English historians often use the Battle of Bosworth Field in 1485 to mark the end of the period
Karditsa (regional unit)
Karditsa is one of the regional units of Greece. It is part of the region of Thessaly and its name is derived from its capital Karditsa, a small city of approximately 40,000 people. Karditsa borders the regional units of Trikala to the north, Larissa to the east, Phthiotis to the southeast, Evrytania to the south, Aetolia-Acarnania to the southwest and Arta to the west. The main rivers are Megdovas in the south, the Pineios in the north, the Plastiras Dam and Lake Plastiras, located to the west of the city of Karditsa, supply water to the plains and the central part of Greece. Located in south-western Thessaly, it is primarily an agricultural area, farmlands dominate the central and the eastern part, which belongs to the Thessalian Plain. The western and southern part of the unit is mountainous. The Agrafa region, straddling the border with Evrytania, is known for its resistance against Ottoman rule. The regional unit Karditsa is subdivided into 6 municipalities and these are, Argithea Karditsa Lake Plastiras Mouzaki Palamas Sofades Karditsa was created as a prefecture in 1899, and again in 1947.
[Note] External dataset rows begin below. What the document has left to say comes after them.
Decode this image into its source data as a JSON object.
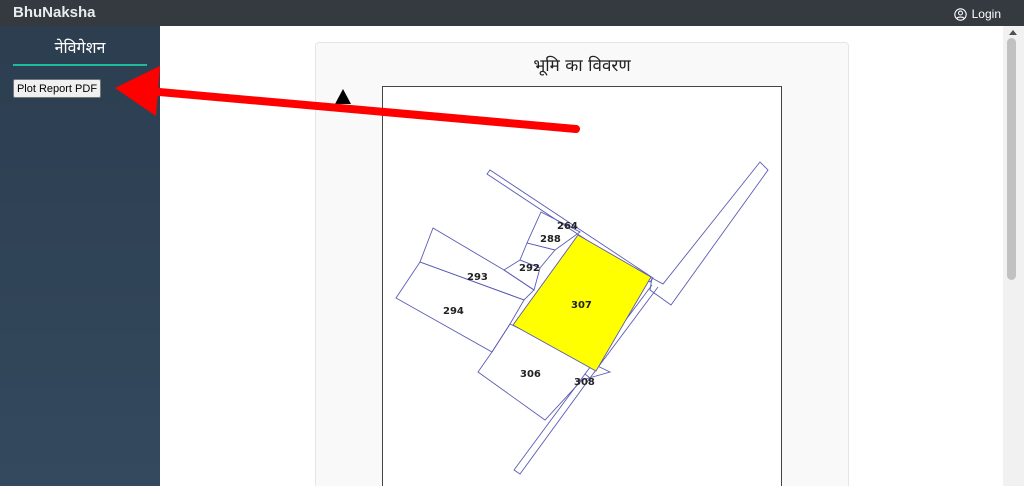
{
  "header": {
    "brand": "BhuNaksha",
    "login_label": "Login"
  },
  "sidebar": {
    "title": "नेविगेशन",
    "report_button_label": "Plot Report PDF"
  },
  "main": {
    "card_title": "भूमि का विवरण",
    "plots": [
      {
        "id": "264",
        "selected": false
      },
      {
        "id": "288",
        "selected": false
      },
      {
        "id": "292",
        "selected": false
      },
      {
        "id": "293",
        "selected": false
      },
      {
        "id": "294",
        "selected": false
      },
      {
        "id": "307",
        "selected": true
      },
      {
        "id": "306",
        "selected": false
      },
      {
        "id": "308",
        "selected": false
      }
    ]
  },
  "colors": {
    "topbar": "#343a40",
    "sidebar": "#2c3e50",
    "accent_line": "#1abc9c",
    "selected_plot": "#ffff00",
    "plot_outline": "#5b5bb5",
    "arrow": "#ff0000"
  },
  "icons": {
    "login": "user-circle-icon",
    "north": "north-arrow-icon"
  }
}
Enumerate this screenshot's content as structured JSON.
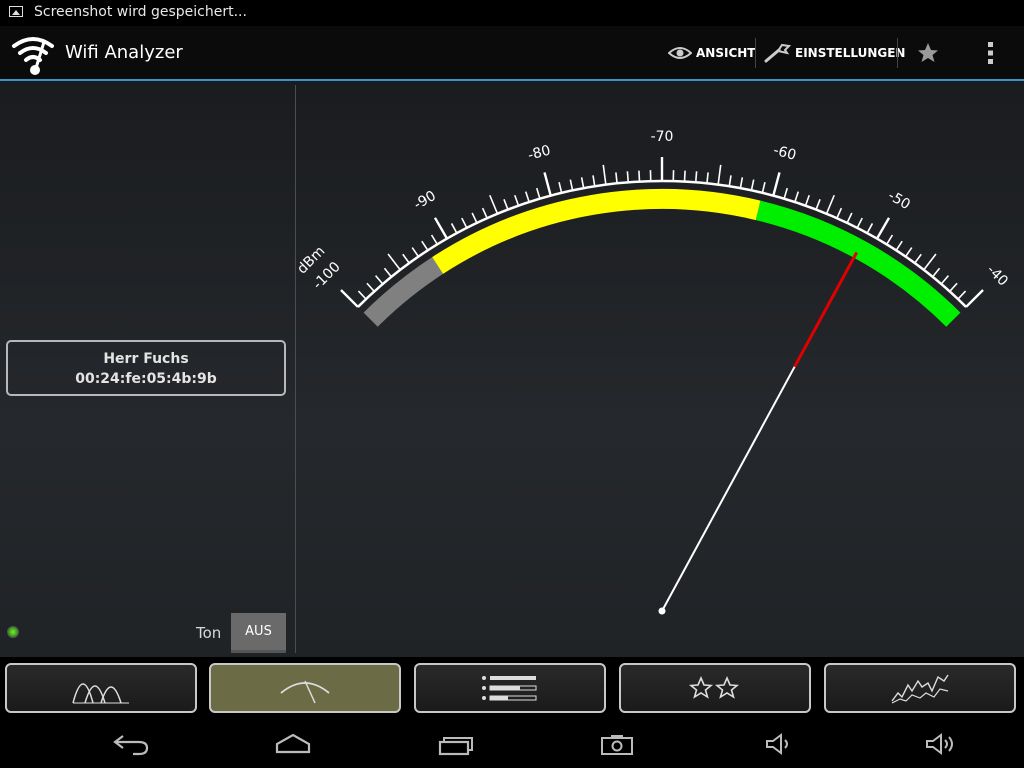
{
  "status_bar": {
    "notification_text": "Screenshot wird gespeichert...",
    "icon": "image-icon"
  },
  "action_bar": {
    "title": "Wifi Analyzer",
    "view_label": "ANSICHT",
    "settings_label": "EINSTELLUNGEN",
    "icons": [
      "wifi-logo-icon",
      "eye-icon",
      "wrench-icon",
      "star-icon",
      "overflow-menu-icon"
    ]
  },
  "access_point": {
    "name": "Herr Fuchs",
    "mac": "00:24:fe:05:4b:9b"
  },
  "sound": {
    "label": "Ton",
    "toggle_value": "AUS"
  },
  "meter": {
    "unit": "dBm",
    "scale_min": -100,
    "scale_max": -40,
    "tick_labels": [
      "-100",
      "-90",
      "-80",
      "-70",
      "-60",
      "-50",
      "-40"
    ],
    "needle_value": -51,
    "zones": [
      {
        "from": -100,
        "to": -92,
        "color": "#808080"
      },
      {
        "from": -92,
        "to": -61,
        "color": "#ffff00"
      },
      {
        "from": -61,
        "to": -40,
        "color": "#00ee00"
      }
    ],
    "tick_color": "#ffffff",
    "needle_color": "#ffffff",
    "needle_tip_color": "#e00000"
  },
  "tabs": [
    {
      "name": "channel-graph",
      "icon": "channel-graph-icon",
      "active": false
    },
    {
      "name": "signal-meter",
      "icon": "signal-meter-icon",
      "active": true
    },
    {
      "name": "ap-list",
      "icon": "ap-list-icon",
      "active": false
    },
    {
      "name": "channel-rating",
      "icon": "stars-icon",
      "active": false
    },
    {
      "name": "time-graph",
      "icon": "time-graph-icon",
      "active": false
    }
  ],
  "nav_bar": {
    "icons": [
      "back-icon",
      "home-icon",
      "recent-apps-icon",
      "screenshot-icon",
      "volume-down-icon",
      "volume-up-icon"
    ]
  },
  "colors": {
    "accent": "#3a94c8",
    "active_tab": "#6b6b46"
  }
}
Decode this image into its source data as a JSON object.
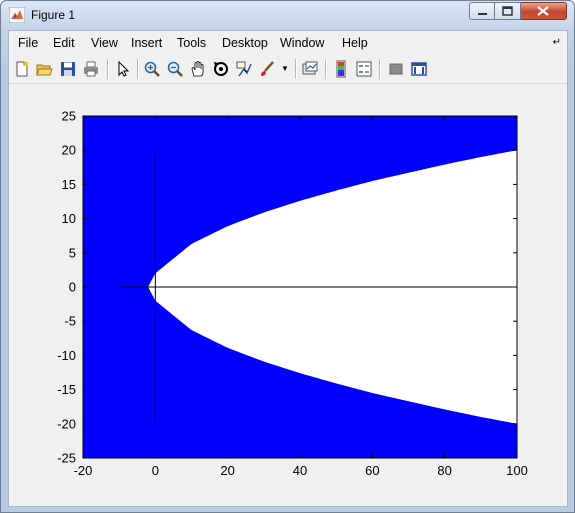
{
  "window": {
    "title": "Figure 1"
  },
  "menu": {
    "items": [
      "File",
      "Edit",
      "View",
      "Insert",
      "Tools",
      "Desktop",
      "Window",
      "Help"
    ]
  },
  "toolbar": {
    "icons": [
      "new-figure-icon",
      "open-file-icon",
      "save-icon",
      "print-icon",
      "edit-plot-icon",
      "zoom-in-icon",
      "zoom-out-icon",
      "pan-icon",
      "rotate-3d-icon",
      "data-cursor-icon",
      "brush-icon",
      "link-plot-icon",
      "insert-colorbar-icon",
      "insert-legend-icon",
      "hide-plot-tools-icon",
      "show-plot-tools-icon"
    ]
  },
  "colors": {
    "fill": "#0000ff",
    "region": "#ffffff",
    "axes_line": "#000000"
  },
  "chart_data": {
    "type": "area",
    "title": "",
    "xlabel": "",
    "ylabel": "",
    "xlim": [
      -20,
      100
    ],
    "ylim": [
      -25,
      25
    ],
    "xticks": [
      -20,
      0,
      20,
      40,
      60,
      80,
      100
    ],
    "yticks": [
      -25,
      -20,
      -15,
      -10,
      -5,
      0,
      5,
      10,
      15,
      20,
      25
    ],
    "grid": false,
    "background_fill": "blue",
    "region": {
      "name": "",
      "x": [
        -2,
        0,
        10,
        20,
        30,
        40,
        50,
        60,
        70,
        80,
        90,
        100
      ],
      "y_upper": [
        0,
        2,
        6.3,
        8.9,
        10.9,
        12.6,
        14.1,
        15.5,
        16.7,
        17.9,
        19.0,
        20.0
      ],
      "y_lower": [
        0,
        -2,
        -6.3,
        -8.9,
        -10.9,
        -12.6,
        -14.1,
        -15.5,
        -16.7,
        -17.9,
        -19.0,
        -20.0
      ]
    },
    "lines": [
      {
        "x": [
          -10,
          100
        ],
        "y": [
          0,
          0
        ]
      },
      {
        "x": [
          0,
          0
        ],
        "y": [
          -20,
          20
        ]
      }
    ]
  }
}
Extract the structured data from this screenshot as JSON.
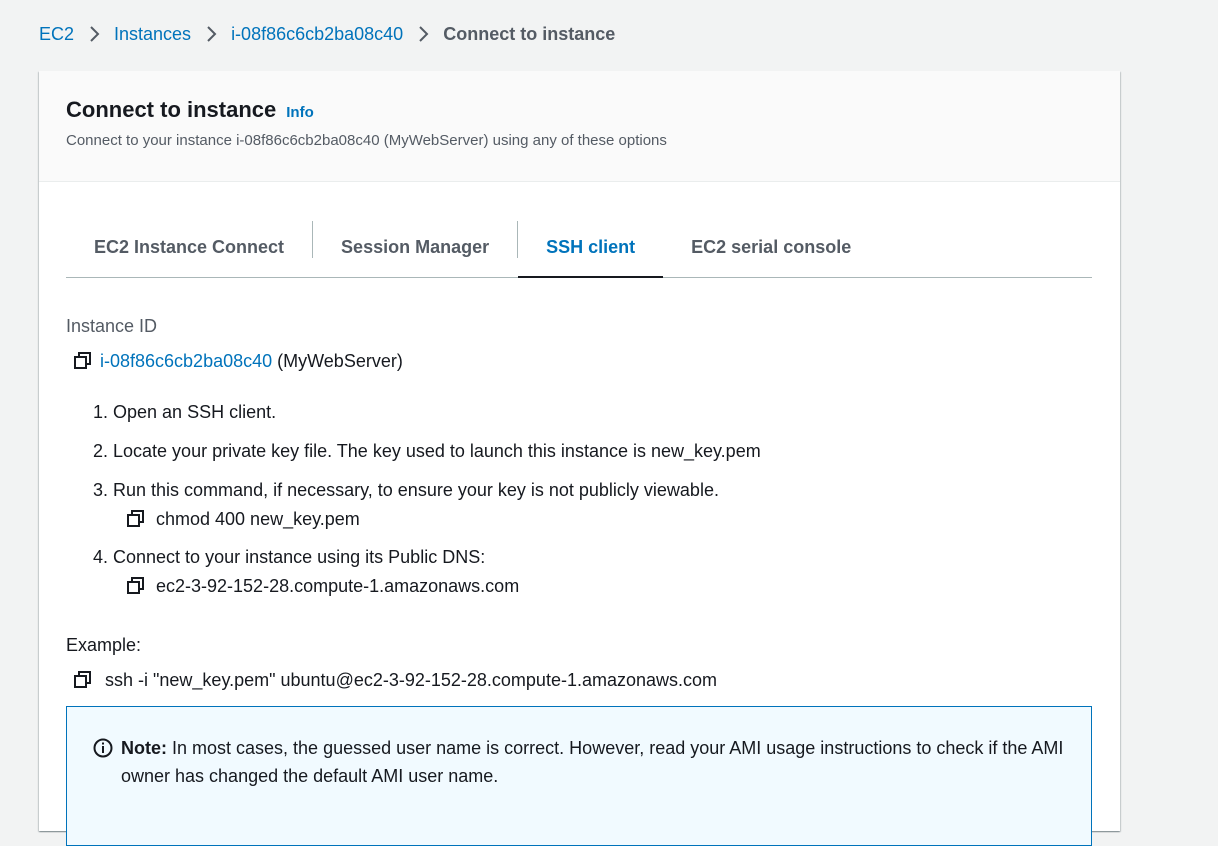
{
  "breadcrumb": {
    "items": [
      "EC2",
      "Instances",
      "i-08f86c6cb2ba08c40"
    ],
    "current": "Connect to instance"
  },
  "header": {
    "title": "Connect to instance",
    "info": "Info",
    "subtitle": "Connect to your instance i-08f86c6cb2ba08c40 (MyWebServer) using any of these options"
  },
  "tabs": [
    {
      "label": "EC2 Instance Connect"
    },
    {
      "label": "Session Manager"
    },
    {
      "label": "SSH client",
      "active": true
    },
    {
      "label": "EC2 serial console"
    }
  ],
  "instance": {
    "label": "Instance ID",
    "id": "i-08f86c6cb2ba08c40",
    "name": "(MyWebServer)"
  },
  "steps": [
    {
      "text": "1. Open an SSH client."
    },
    {
      "text": "2. Locate your private key file. The key used to launch this instance is new_key.pem"
    },
    {
      "text": "3. Run this command, if necessary, to ensure your key is not publicly viewable.",
      "code": "chmod 400 new_key.pem"
    },
    {
      "text": "4. Connect to your instance using its Public DNS:",
      "code": "ec2-3-92-152-28.compute-1.amazonaws.com"
    }
  ],
  "example": {
    "label": "Example:",
    "command": "ssh -i \"new_key.pem\" ubuntu@ec2-3-92-152-28.compute-1.amazonaws.com"
  },
  "note": {
    "bold": "Note:",
    "text": " In most cases, the guessed user name is correct. However, read your AMI usage instructions to check if the AMI owner has changed the default AMI user name."
  },
  "colors": {
    "link": "#0073bb",
    "note_bg": "#f1faff",
    "page_bg": "#f2f3f3"
  },
  "icons": {
    "copy": "copy-icon",
    "info": "info-circle-icon",
    "separator": "chevron-right-icon"
  }
}
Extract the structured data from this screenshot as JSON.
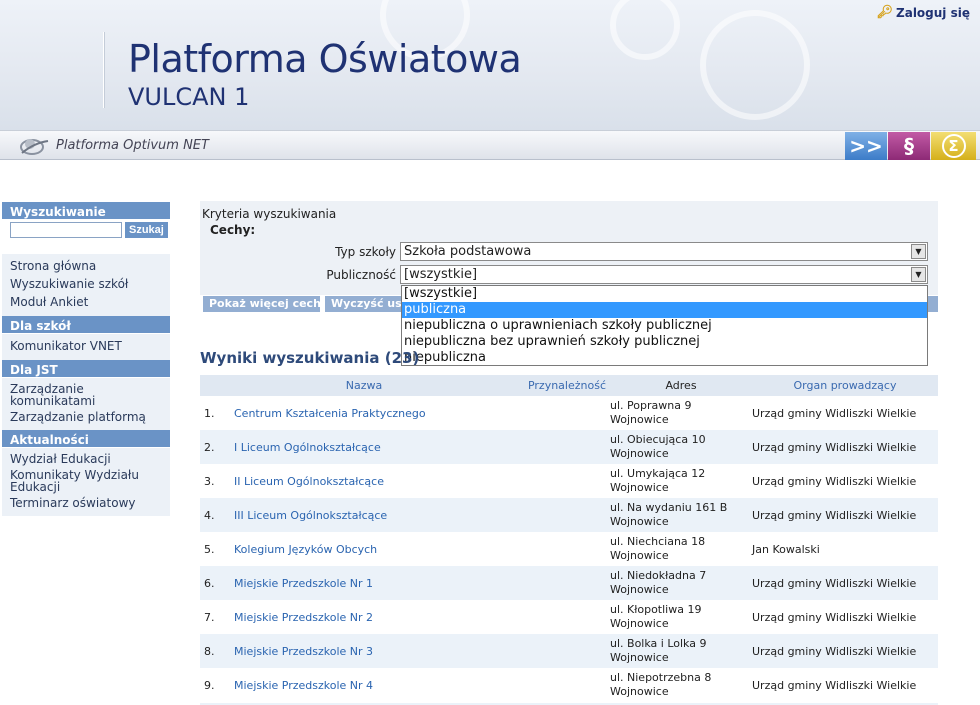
{
  "header": {
    "title": "Platforma Oświatowa",
    "subtitle": "VULCAN 1",
    "login_label": "Zaloguj się"
  },
  "toolbar": {
    "product_label": "Platforma Optivum NET",
    "buttons": [
      {
        "icon": "double-chevron-right-icon",
        "glyph": ">>"
      },
      {
        "icon": "paragraph-icon",
        "glyph": "§"
      },
      {
        "icon": "sigma-icon",
        "glyph": "Σ"
      }
    ]
  },
  "sidebar": {
    "search_heading": "Wyszukiwanie",
    "search_value": "",
    "search_button": "Szukaj",
    "main_links": [
      "Strona główna",
      "Wyszukiwanie szkół",
      "Moduł Ankiet"
    ],
    "schools_heading": "Dla szkół",
    "schools_links": [
      "Komunikator VNET"
    ],
    "jst_heading": "Dla JST",
    "jst_links": [
      "Zarządzanie komunikatami",
      "Zarządzanie platformą"
    ],
    "news_heading": "Aktualności",
    "news_links": [
      "Wydział Edukacji",
      "Komunikaty Wydziału Edukacji",
      "Terminarz oświatowy"
    ]
  },
  "criteria": {
    "title": "Kryteria wyszukiwania",
    "features_label": "Cechy:",
    "school_type_label": "Typ szkoły",
    "school_type_value": "Szkoła podstawowa",
    "public_label": "Publiczność",
    "public_value": "[wszystkie]",
    "more_button": "Pokaż więcej cech",
    "clear_button": "Wyczyść ust",
    "public_options": [
      "[wszystkie]",
      "publiczna",
      "niepubliczna o uprawnieniach szkoły publicznej",
      "niepubliczna bez uprawnień szkoły publicznej",
      "niepubliczna"
    ],
    "highlighted_option": 1
  },
  "results": {
    "title": "Wyniki wyszukiwania (23)",
    "columns": {
      "name": "Nazwa",
      "affiliation": "Przynależność",
      "address": "Adres",
      "authority": "Organ prowadzący"
    },
    "rows": [
      {
        "num": "1.",
        "name": "Centrum Kształcenia Praktycznego",
        "street": "ul. Poprawna 9",
        "city": "Wojnowice",
        "org": "Urząd gminy Widliszki Wielkie"
      },
      {
        "num": "2.",
        "name": "I Liceum Ogólnokształcące",
        "street": "ul. Obiecująca 10",
        "city": "Wojnowice",
        "org": "Urząd gminy Widliszki Wielkie"
      },
      {
        "num": "3.",
        "name": "II Liceum Ogólnokształcące",
        "street": "ul. Umykająca 12",
        "city": "Wojnowice",
        "org": "Urząd gminy Widliszki Wielkie"
      },
      {
        "num": "4.",
        "name": "III Liceum Ogólnokształcące",
        "street": "ul. Na wydaniu 161 B",
        "city": "Wojnowice",
        "org": "Urząd gminy Widliszki Wielkie"
      },
      {
        "num": "5.",
        "name": "Kolegium Języków Obcych",
        "street": "ul. Niechciana 18",
        "city": "Wojnowice",
        "org": "Jan Kowalski"
      },
      {
        "num": "6.",
        "name": "Miejskie Przedszkole Nr 1",
        "street": "ul. Niedokładna 7",
        "city": "Wojnowice",
        "org": "Urząd gminy Widliszki Wielkie"
      },
      {
        "num": "7.",
        "name": "Miejskie Przedszkole Nr 2",
        "street": "ul. Kłopotliwa 19",
        "city": "Wojnowice",
        "org": "Urząd gminy Widliszki Wielkie"
      },
      {
        "num": "8.",
        "name": "Miejskie Przedszkole Nr 3",
        "street": "ul. Bolka i Lolka 9",
        "city": "Wojnowice",
        "org": "Urząd gminy Widliszki Wielkie"
      },
      {
        "num": "9.",
        "name": "Miejskie Przedszkole Nr 4",
        "street": "ul. Niepotrzebna 8",
        "city": "Wojnowice",
        "org": "Urząd gminy Widliszki Wielkie"
      }
    ]
  }
}
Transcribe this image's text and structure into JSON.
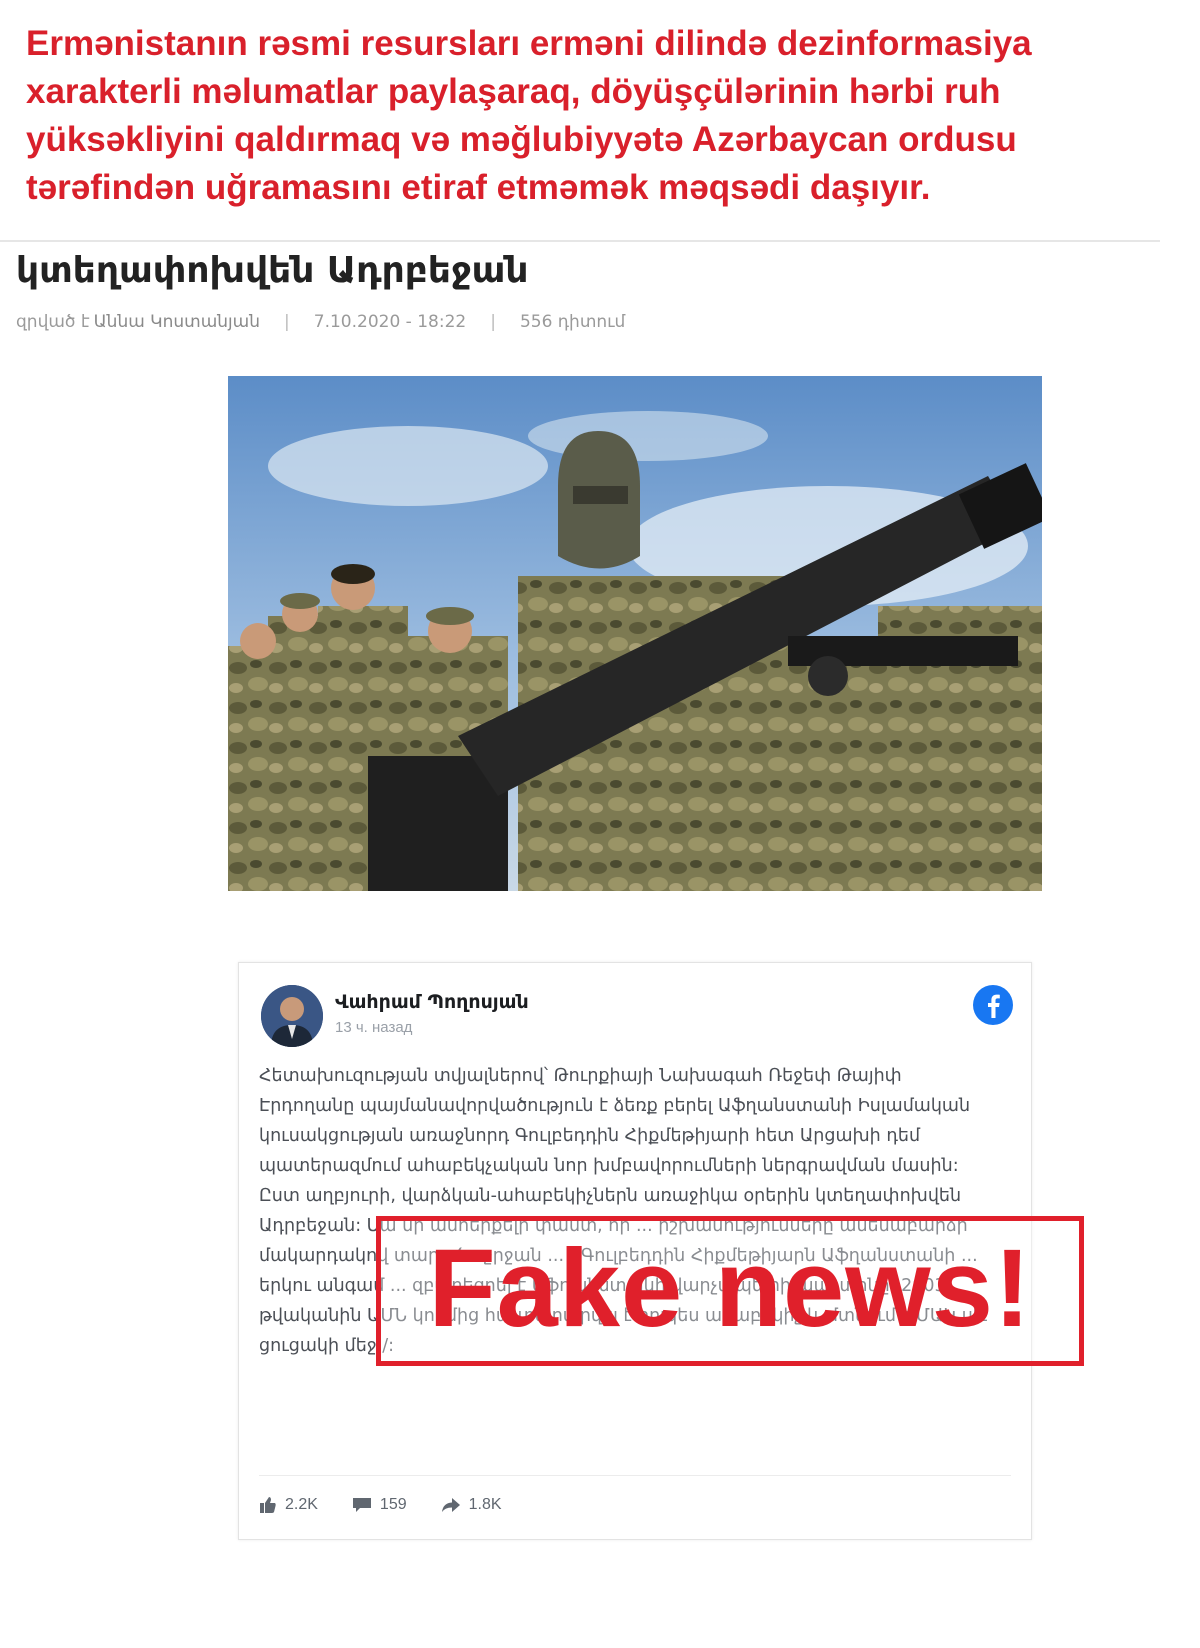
{
  "headline": "Ermənistanın rəsmi resursları erməni dilində dezinformasiya xarakterli məlumatlar paylaşaraq, döyüşçülərinin hərbi ruh yüksəkliyini qaldırmaq və məğlubiyyətə Azərbaycan ordusu tərəfindən uğramasını etiraf etməmək məqsədi daşıyır.",
  "article": {
    "title": "կտեղափոխվեն Ադրբեջան",
    "author_prefix": "զրված է",
    "author": "Աննա Կոստանյան",
    "date": "7.10.2020 - 18:22",
    "views": "556 դիտում"
  },
  "hero_image": {
    "subject": "armed soldiers in camouflage, masked fighter with rifle"
  },
  "facebook_post": {
    "name": "Վահրամ Պողոսյան",
    "time": "13 ч. назад",
    "body": "Հետախուզության տվյալներով՝ Թուրքիայի Նախագահ Ռեջեփ Թայիփ Էրդողանը պայմանավորվածություն է ձեռք բերել Աֆղանստանի Իսլամական կուսակցության առաջնորդ Գուլբեդդին Հիքմեթիյարի հետ Արցախի դեմ պատերազմում ահաբեկչական նոր խմբավորումների ներգրավման մասին: Ըստ աղբյուրի, վարձկան-ահաբեկիչներն առաջիկա օրերին կտեղափոխվեն Ադրբեջան: Սա մի անհերքելի փաստ, որ ... իշխանությունները ամենաբարձր մակարդակով տարածաշրջան ... / Գուլբեդդին Հիքմեթիյարն Աֆղանստանի ... երկու անգամ ... զբաղեցրել է Աֆղանստանի վարչապետի պաշտոնը: 2003 թվականին ԱՄՆ կողմից հայտարարվել է որպես ահաբեկիչ և մտնում է ՄԱԿ սև ցուցակի մեջ /:",
    "likes": "2.2K",
    "comments": "159",
    "shares": "1.8K"
  },
  "stamp": {
    "text": "Fake news!"
  },
  "colors": {
    "headline_red": "#d9202b",
    "stamp_red": "#e0202b",
    "facebook_blue": "#1877f2"
  },
  "icons": [
    "facebook-icon",
    "like-icon",
    "comment-icon",
    "share-icon"
  ]
}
As a part of the 2011 Kallikratis government reform, the regional unit Karditsa was created out of the former prefecture Karditsa, the prefecture had the same territory as the present regional unit. At the same time, the municipalities were reorganised, according to the table below and its economy and agriculture boomed during that period, Karditsa was administered as the Trikala–Karditsa prefecture until 1947. It was affected by World War II and the Greek Civil War which saw many buildings destroyed and inhabitants left homeless, the prefecture was rebuilt and received electricity and motorised transport, while emigration began in the 1950s, when construction of Lake Plastiras was added. Television arrived in the 1970s and the 1980s for its villages, the population was 121,775 in 2001. The Public Market of Karditsa is one of UNESCOs protected cultural monuments, There is a Police Academy. Anagennisi Karditsa - Karditsa - second division A. O, Karditsa - Karditsa - fourth division Iraklis Sofades - Sofades Tavropos - Karditsa - fourth division There are a number of highways E75 and the main railway from Volos to Meteora crosses Thessaly.
The region is linked to the rest of Europe through International Airport of Central Greece located in Nea Anchialos in a small distance from Karditsa. Greek National Road 30, NW, Cen